━━ Dataset content

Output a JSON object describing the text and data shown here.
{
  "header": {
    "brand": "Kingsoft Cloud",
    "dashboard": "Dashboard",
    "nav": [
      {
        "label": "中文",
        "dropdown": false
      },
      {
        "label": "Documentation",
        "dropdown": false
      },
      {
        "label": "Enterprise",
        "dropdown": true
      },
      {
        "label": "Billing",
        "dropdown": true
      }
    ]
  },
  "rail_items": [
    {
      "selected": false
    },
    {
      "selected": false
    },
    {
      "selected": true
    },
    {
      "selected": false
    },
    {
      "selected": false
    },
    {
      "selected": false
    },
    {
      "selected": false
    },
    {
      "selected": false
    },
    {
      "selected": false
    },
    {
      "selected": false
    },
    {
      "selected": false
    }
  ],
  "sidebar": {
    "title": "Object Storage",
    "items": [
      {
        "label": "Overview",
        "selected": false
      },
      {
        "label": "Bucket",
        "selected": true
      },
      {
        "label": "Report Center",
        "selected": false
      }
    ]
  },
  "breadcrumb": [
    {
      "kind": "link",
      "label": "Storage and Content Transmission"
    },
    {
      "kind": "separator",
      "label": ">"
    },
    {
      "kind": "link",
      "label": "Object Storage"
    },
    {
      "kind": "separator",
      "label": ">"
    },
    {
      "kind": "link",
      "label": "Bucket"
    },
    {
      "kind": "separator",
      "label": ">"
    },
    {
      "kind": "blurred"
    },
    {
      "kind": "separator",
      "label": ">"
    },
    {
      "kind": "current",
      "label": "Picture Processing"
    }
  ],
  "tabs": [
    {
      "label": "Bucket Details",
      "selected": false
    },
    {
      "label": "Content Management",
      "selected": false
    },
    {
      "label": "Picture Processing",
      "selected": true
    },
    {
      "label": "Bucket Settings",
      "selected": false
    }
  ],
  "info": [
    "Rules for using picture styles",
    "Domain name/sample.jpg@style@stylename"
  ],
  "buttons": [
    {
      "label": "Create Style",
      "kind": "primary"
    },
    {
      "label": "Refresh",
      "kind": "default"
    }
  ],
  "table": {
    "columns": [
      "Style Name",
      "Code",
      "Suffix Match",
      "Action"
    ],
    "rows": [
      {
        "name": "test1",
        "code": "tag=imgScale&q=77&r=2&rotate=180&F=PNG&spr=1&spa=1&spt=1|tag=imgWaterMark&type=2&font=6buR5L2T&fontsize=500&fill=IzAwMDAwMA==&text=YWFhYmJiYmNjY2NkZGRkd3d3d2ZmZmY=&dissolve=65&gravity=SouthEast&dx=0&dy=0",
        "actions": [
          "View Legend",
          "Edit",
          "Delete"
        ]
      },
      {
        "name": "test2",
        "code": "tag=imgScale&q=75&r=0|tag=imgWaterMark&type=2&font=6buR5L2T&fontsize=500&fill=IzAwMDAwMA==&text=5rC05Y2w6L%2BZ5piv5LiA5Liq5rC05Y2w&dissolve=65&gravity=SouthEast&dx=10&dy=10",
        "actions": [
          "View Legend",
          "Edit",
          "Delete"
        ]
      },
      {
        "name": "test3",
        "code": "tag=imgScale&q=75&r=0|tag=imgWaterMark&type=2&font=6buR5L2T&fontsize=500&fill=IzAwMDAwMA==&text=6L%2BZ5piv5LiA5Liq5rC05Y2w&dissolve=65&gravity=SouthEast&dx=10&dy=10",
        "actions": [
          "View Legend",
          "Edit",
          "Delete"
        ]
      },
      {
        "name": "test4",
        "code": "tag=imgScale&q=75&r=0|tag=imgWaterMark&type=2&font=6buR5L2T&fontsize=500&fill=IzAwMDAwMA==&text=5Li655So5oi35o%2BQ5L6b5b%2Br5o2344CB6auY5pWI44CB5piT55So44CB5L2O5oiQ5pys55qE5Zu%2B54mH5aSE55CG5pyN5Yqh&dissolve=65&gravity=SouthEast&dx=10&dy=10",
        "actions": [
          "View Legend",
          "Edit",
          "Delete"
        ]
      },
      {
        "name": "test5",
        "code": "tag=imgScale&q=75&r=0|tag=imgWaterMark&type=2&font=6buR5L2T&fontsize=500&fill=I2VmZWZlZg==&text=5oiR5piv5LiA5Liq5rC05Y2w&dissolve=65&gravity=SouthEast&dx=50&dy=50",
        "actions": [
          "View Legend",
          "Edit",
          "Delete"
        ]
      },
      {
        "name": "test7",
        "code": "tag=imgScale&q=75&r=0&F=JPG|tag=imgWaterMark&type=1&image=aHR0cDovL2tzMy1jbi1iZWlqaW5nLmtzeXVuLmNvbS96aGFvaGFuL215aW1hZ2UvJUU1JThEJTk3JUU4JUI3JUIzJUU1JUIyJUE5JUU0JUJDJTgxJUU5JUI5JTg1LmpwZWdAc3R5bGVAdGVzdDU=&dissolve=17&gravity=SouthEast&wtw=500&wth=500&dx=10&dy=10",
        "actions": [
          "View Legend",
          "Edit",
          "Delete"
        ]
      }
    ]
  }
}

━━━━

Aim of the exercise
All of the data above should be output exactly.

Reply
Output a JSON object describing the text and data shown here.
{
  "header": {
    "brand": "Kingsoft Cloud",
    "dashboard": "Dashboard",
    "nav": [
      {
        "label": "中文",
        "dropdown": false
      },
      {
        "label": "Documentation",
        "dropdown": false
      },
      {
        "label": "Enterprise",
        "dropdown": true
      },
      {
        "label": "Billing",
        "dropdown": true
      }
    ]
  },
  "rail_items": [
    {
      "selected": false
    },
    {
      "selected": false
    },
    {
      "selected": true
    },
    {
      "selected": false
    },
    {
      "selected": false
    },
    {
      "selected": false
    },
    {
      "selected": false
    },
    {
      "selected": false
    },
    {
      "selected": false
    },
    {
      "selected": false
    },
    {
      "selected": false
    }
  ],
  "sidebar": {
    "title": "Object Storage",
    "items": [
      {
        "label": "Overview",
        "selected": false
      },
      {
        "label": "Bucket",
        "selected": true
      },
      {
        "label": "Report Center",
        "selected": false
      }
    ]
  },
  "breadcrumb": [
    {
      "kind": "link",
      "label": "Storage and Content Transmission"
    },
    {
      "kind": "separator",
      "label": ">"
    },
    {
      "kind": "link",
      "label": "Object Storage"
    },
    {
      "kind": "separator",
      "label": ">"
    },
    {
      "kind": "link",
      "label": "Bucket"
    },
    {
      "kind": "separator",
      "label": ">"
    },
    {
      "kind": "blurred"
    },
    {
      "kind": "separator",
      "label": ">"
    },
    {
      "kind": "current",
      "label": "Picture Processing"
    }
  ],
  "tabs": [
    {
      "label": "Bucket Details",
      "selected": false
    },
    {
      "label": "Content Management",
      "selected": false
    },
    {
      "label": "Picture Processing",
      "selected": true
    },
    {
      "label": "Bucket Settings",
      "selected": false
    }
  ],
  "info": [
    "Rules for using picture styles",
    "Domain name/sample.jpg@style@stylename"
  ],
  "buttons": [
    {
      "label": "Create Style",
      "kind": "primary"
    },
    {
      "label": "Refresh",
      "kind": "default"
    }
  ],
  "table": {
    "columns": [
      "Style Name",
      "Code",
      "Suffix Match",
      "Action"
    ],
    "rows": [
      {
        "name": "test1",
        "code": "tag=imgScale&q=77&r=2&rotate=180&F=PNG&spr=1&spa=1&spt=1|tag=imgWaterMark&type=2&font=6buR5L2T&fontsize=500&fill=IzAwMDAwMA==&text=YWFhYmJiYmNjY2NkZGRkd3d3d2ZmZmY=&dissolve=65&gravity=SouthEast&dx=0&dy=0",
        "actions": [
          "View Legend",
          "Edit",
          "Delete"
        ]
      },
      {
        "name": "test2",
        "code": "tag=imgScale&q=75&r=0|tag=imgWaterMark&type=2&font=6buR5L2T&fontsize=500&fill=IzAwMDAwMA==&text=5rC05Y2w6L%2BZ5piv5LiA5Liq5rC05Y2w&dissolve=65&gravity=SouthEast&dx=10&dy=10",
        "actions": [
          "View Legend",
          "Edit",
          "Delete"
        ]
      },
      {
        "name": "test3",
        "code": "tag=imgScale&q=75&r=0|tag=imgWaterMark&type=2&font=6buR5L2T&fontsize=500&fill=IzAwMDAwMA==&text=6L%2BZ5piv5LiA5Liq5rC05Y2w&dissolve=65&gravity=SouthEast&dx=10&dy=10",
        "actions": [
          "View Legend",
          "Edit",
          "Delete"
        ]
      },
      {
        "name": "test4",
        "code": "tag=imgScale&q=75&r=0|tag=imgWaterMark&type=2&font=6buR5L2T&fontsize=500&fill=IzAwMDAwMA==&text=5Li655So5oi35o%2BQ5L6b5b%2Br5o2344CB6auY5pWI44CB5piT55So44CB5L2O5oiQ5pys55qE5Zu%2B54mH5aSE55CG5pyN5Yqh&dissolve=65&gravity=SouthEast&dx=10&dy=10",
        "actions": [
          "View Legend",
          "Edit",
          "Delete"
        ]
      },
      {
        "name": "test5",
        "code": "tag=imgScale&q=75&r=0|tag=imgWaterMark&type=2&font=6buR5L2T&fontsize=500&fill=I2VmZWZlZg==&text=5oiR5piv5LiA5Liq5rC05Y2w&dissolve=65&gravity=SouthEast&dx=50&dy=50",
        "actions": [
          "View Legend",
          "Edit",
          "Delete"
        ]
      },
      {
        "name": "test7",
        "code": "tag=imgScale&q=75&r=0&F=JPG|tag=imgWaterMark&type=1&image=aHR0cDovL2tzMy1jbi1iZWlqaW5nLmtzeXVuLmNvbS96aGFvaGFuL215aW1hZ2UvJUU1JThEJTk3JUU4JUI3JUIzJUU1JUIyJUE5JUU0JUJDJTgxJUU5JUI5JTg1LmpwZWdAc3R5bGVAdGVzdDU=&dissolve=17&gravity=SouthEast&wtw=500&wth=500&dx=10&dy=10",
        "actions": [
          "View Legend",
          "Edit",
          "Delete"
        ]
      }
    ]
  }
}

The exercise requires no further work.